Items from an interface collection:
—————
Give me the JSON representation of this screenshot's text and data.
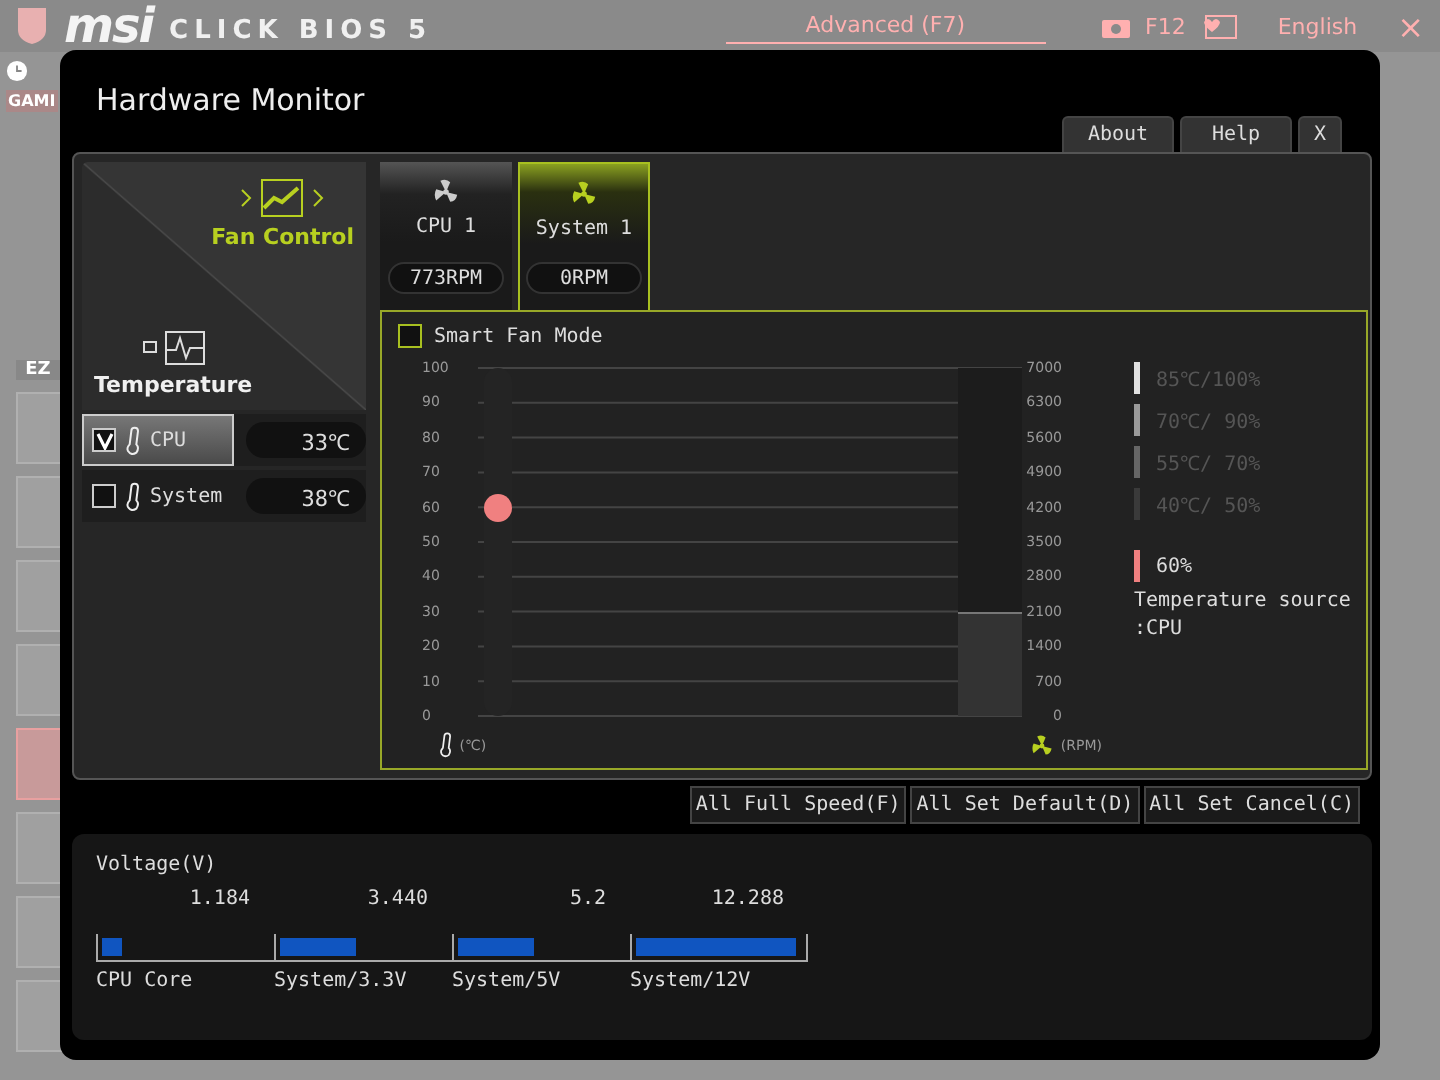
{
  "header": {
    "brand": "msi",
    "product": "CLICK BIOS 5",
    "mode_tab": "Advanced (F7)",
    "screenshot_key": "F12",
    "language": "English",
    "close": "×"
  },
  "background": {
    "game_label": "GAMI",
    "ez_label": "EZ"
  },
  "dialog": {
    "title": "Hardware Monitor",
    "buttons": [
      "About",
      "Help",
      "X"
    ],
    "modes": [
      {
        "label": "Fan Control",
        "selected": true
      },
      {
        "label": "Temperature",
        "selected": false
      }
    ],
    "sensors": [
      {
        "name": "CPU",
        "checked": true,
        "selected": true,
        "reading": "33℃"
      },
      {
        "name": "System",
        "checked": false,
        "selected": false,
        "reading": "38℃"
      }
    ],
    "fans": [
      {
        "name": "CPU 1",
        "speed": "773RPM",
        "selected": false
      },
      {
        "name": "System 1",
        "speed": "0RPM",
        "selected": true
      }
    ],
    "smart_fan": {
      "label": "Smart Fan Mode",
      "checked": false
    },
    "fan_curve": {
      "left_ticks": [
        "100",
        "90",
        "80",
        "70",
        "60",
        "50",
        "40",
        "30",
        "20",
        "10",
        "0"
      ],
      "right_ticks": [
        "7000",
        "6300",
        "5600",
        "4900",
        "4200",
        "3500",
        "2800",
        "2100",
        "1400",
        "700",
        "0"
      ],
      "point": {
        "level": 0.6
      },
      "rpm_bar": {
        "level": 0.3
      },
      "left_unit": "(℃)",
      "right_unit": "(RPM)"
    },
    "legend": [
      {
        "label": "85℃/100%",
        "color": "#e0e0e0"
      },
      {
        "label": "70℃/ 90%",
        "color": "#9a9a9a"
      },
      {
        "label": "55℃/ 70%",
        "color": "#666666"
      },
      {
        "label": "40℃/ 50%",
        "color": "#3a3a3a"
      }
    ],
    "current": {
      "label": "60%",
      "color": "#f08080"
    },
    "temperature_source": {
      "label": "Temperature source",
      "value": ":CPU"
    },
    "actions": [
      "All Full Speed(F)",
      "All Set Default(D)",
      "All Set Cancel(C)"
    ],
    "voltage": {
      "title": "Voltage(V)",
      "items": [
        {
          "value": "1.184",
          "level": 0.12,
          "label": "CPU Core"
        },
        {
          "value": "3.440",
          "level": 0.45,
          "label": "System/3.3V"
        },
        {
          "value": "5.2",
          "level": 0.45,
          "label": "System/5V"
        },
        {
          "value": "12.288",
          "level": 0.96,
          "label": "System/12V"
        }
      ]
    }
  }
}
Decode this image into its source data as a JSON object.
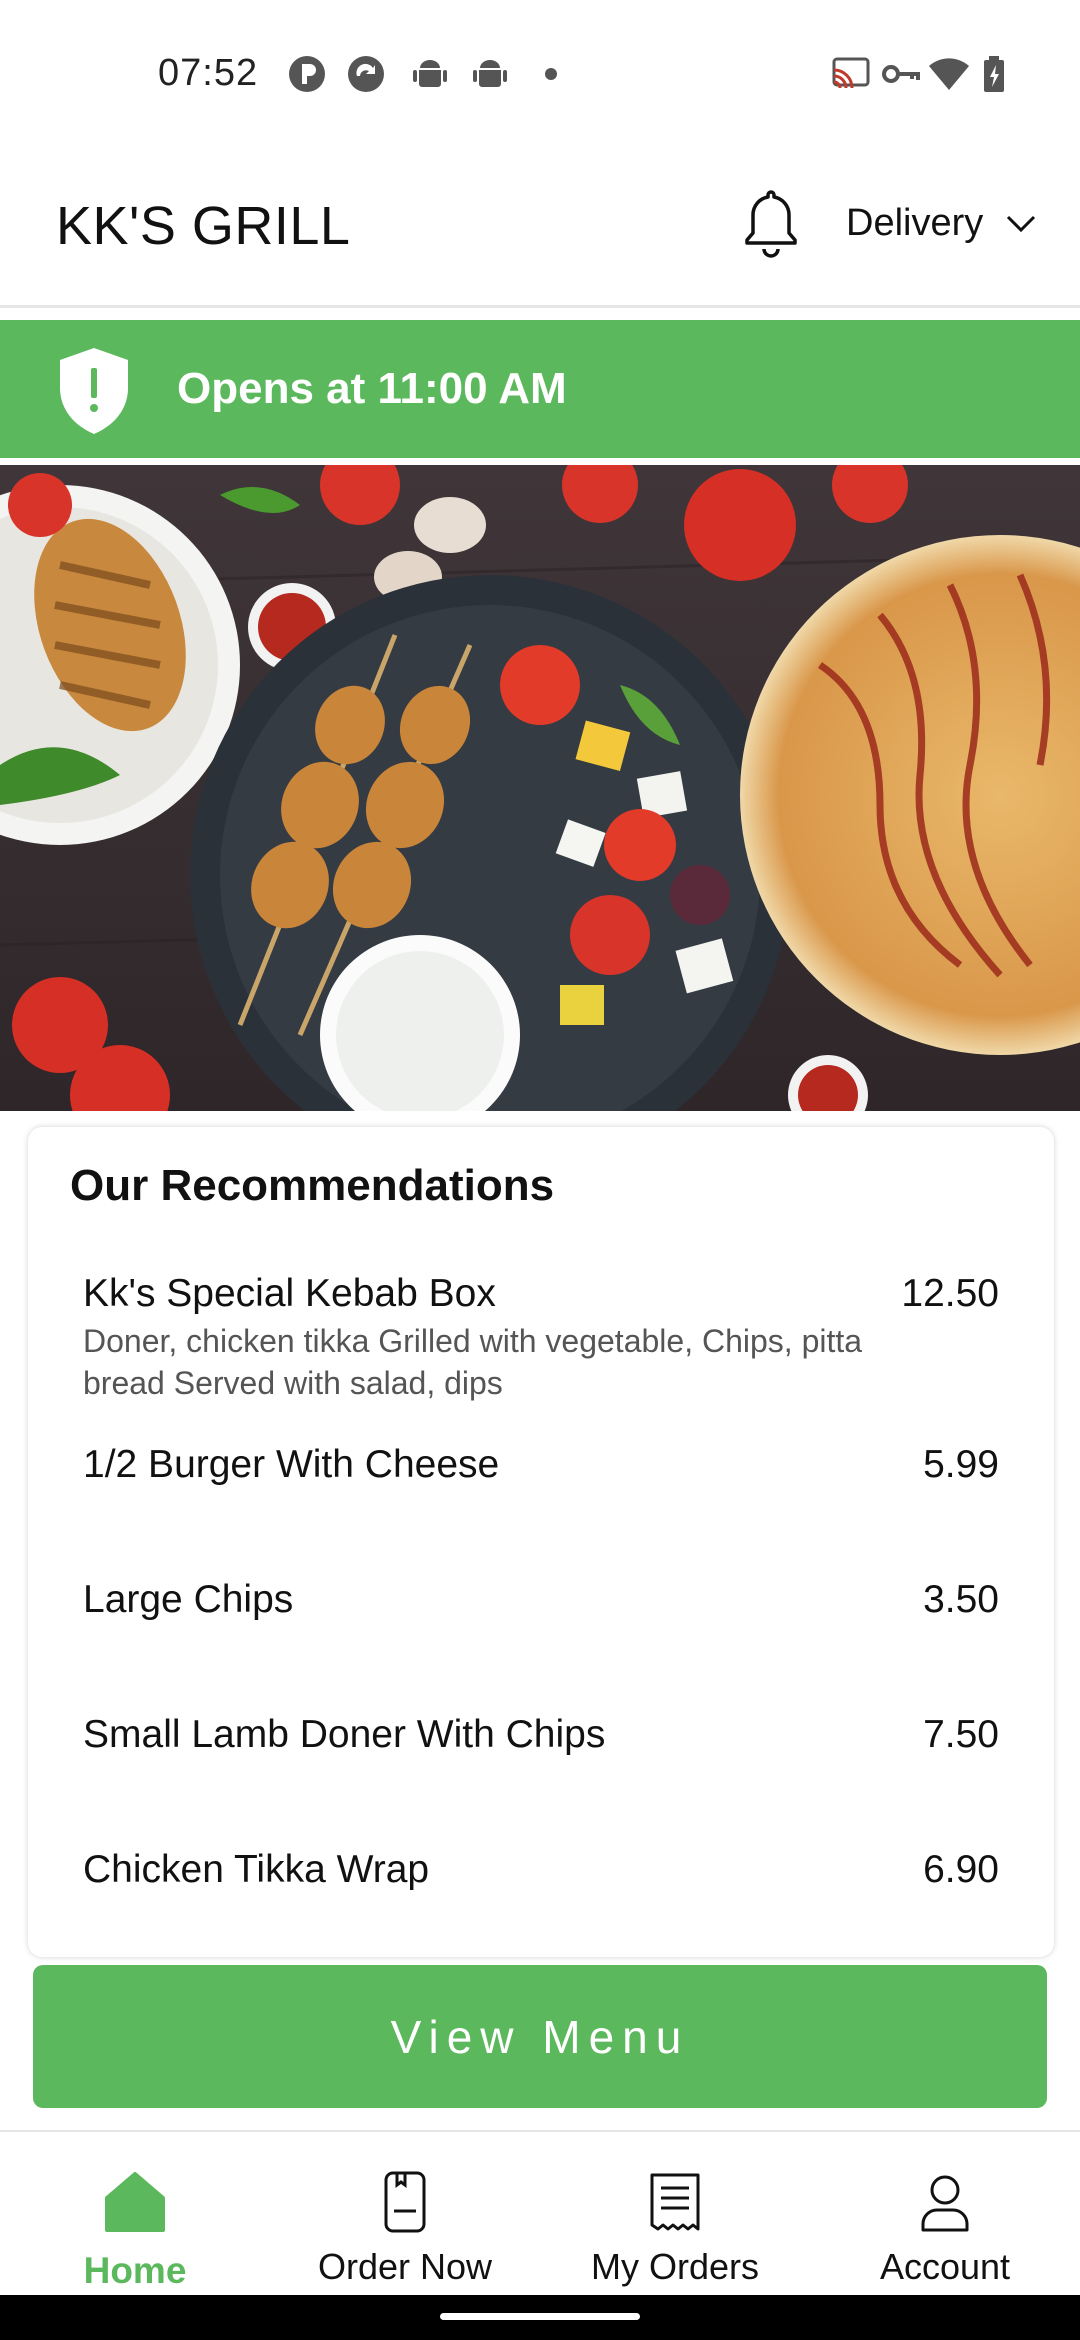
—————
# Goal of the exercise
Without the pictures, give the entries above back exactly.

# Response to this task
Give me the JSON representation of this screenshot's text and data.
{
  "header": {
    "brand": "msi",
    "product": "CLICK BIOS 5",
    "mode_tab": "Advanced (F7)",
    "screenshot_key": "F12",
    "language": "English",
    "close": "×"
  },
  "background": {
    "game_label": "GAMI",
    "ez_label": "EZ"
  },
  "dialog": {
    "title": "Hardware Monitor",
    "buttons": [
      "About",
      "Help",
      "X"
    ],
    "modes": [
      {
        "label": "Fan Control",
        "selected": true
      },
      {
        "label": "Temperature",
        "selected": false
      }
    ],
    "sensors": [
      {
        "name": "CPU",
        "checked": true,
        "selected": true,
        "reading": "33℃"
      },
      {
        "name": "System",
        "checked": false,
        "selected": false,
        "reading": "38℃"
      }
    ],
    "fans": [
      {
        "name": "CPU 1",
        "speed": "773RPM",
        "selected": false
      },
      {
        "name": "System 1",
        "speed": "0RPM",
        "selected": true
      }
    ],
    "smart_fan": {
      "label": "Smart Fan Mode",
      "checked": false
    },
    "fan_curve": {
      "left_ticks": [
        "100",
        "90",
        "80",
        "70",
        "60",
        "50",
        "40",
        "30",
        "20",
        "10",
        "0"
      ],
      "right_ticks": [
        "7000",
        "6300",
        "5600",
        "4900",
        "4200",
        "3500",
        "2800",
        "2100",
        "1400",
        "700",
        "0"
      ],
      "point": {
        "level": 0.6
      },
      "rpm_bar": {
        "level": 0.3
      },
      "left_unit": "(℃)",
      "right_unit": "(RPM)"
    },
    "legend": [
      {
        "label": "85℃/100%",
        "color": "#e0e0e0"
      },
      {
        "label": "70℃/ 90%",
        "color": "#9a9a9a"
      },
      {
        "label": "55℃/ 70%",
        "color": "#666666"
      },
      {
        "label": "40℃/ 50%",
        "color": "#3a3a3a"
      }
    ],
    "current": {
      "label": "60%",
      "color": "#f08080"
    },
    "temperature_source": {
      "label": "Temperature source",
      "value": ":CPU"
    },
    "actions": [
      "All Full Speed(F)",
      "All Set Default(D)",
      "All Set Cancel(C)"
    ],
    "voltage": {
      "title": "Voltage(V)",
      "items": [
        {
          "value": "1.184",
          "level": 0.12,
          "label": "CPU Core"
        },
        {
          "value": "3.440",
          "level": 0.45,
          "label": "System/3.3V"
        },
        {
          "value": "5.2",
          "level": 0.45,
          "label": "System/5V"
        },
        {
          "value": "12.288",
          "level": 0.96,
          "label": "System/12V"
        }
      ]
    }
  }
}
Decode this image into its source data as a JSON object.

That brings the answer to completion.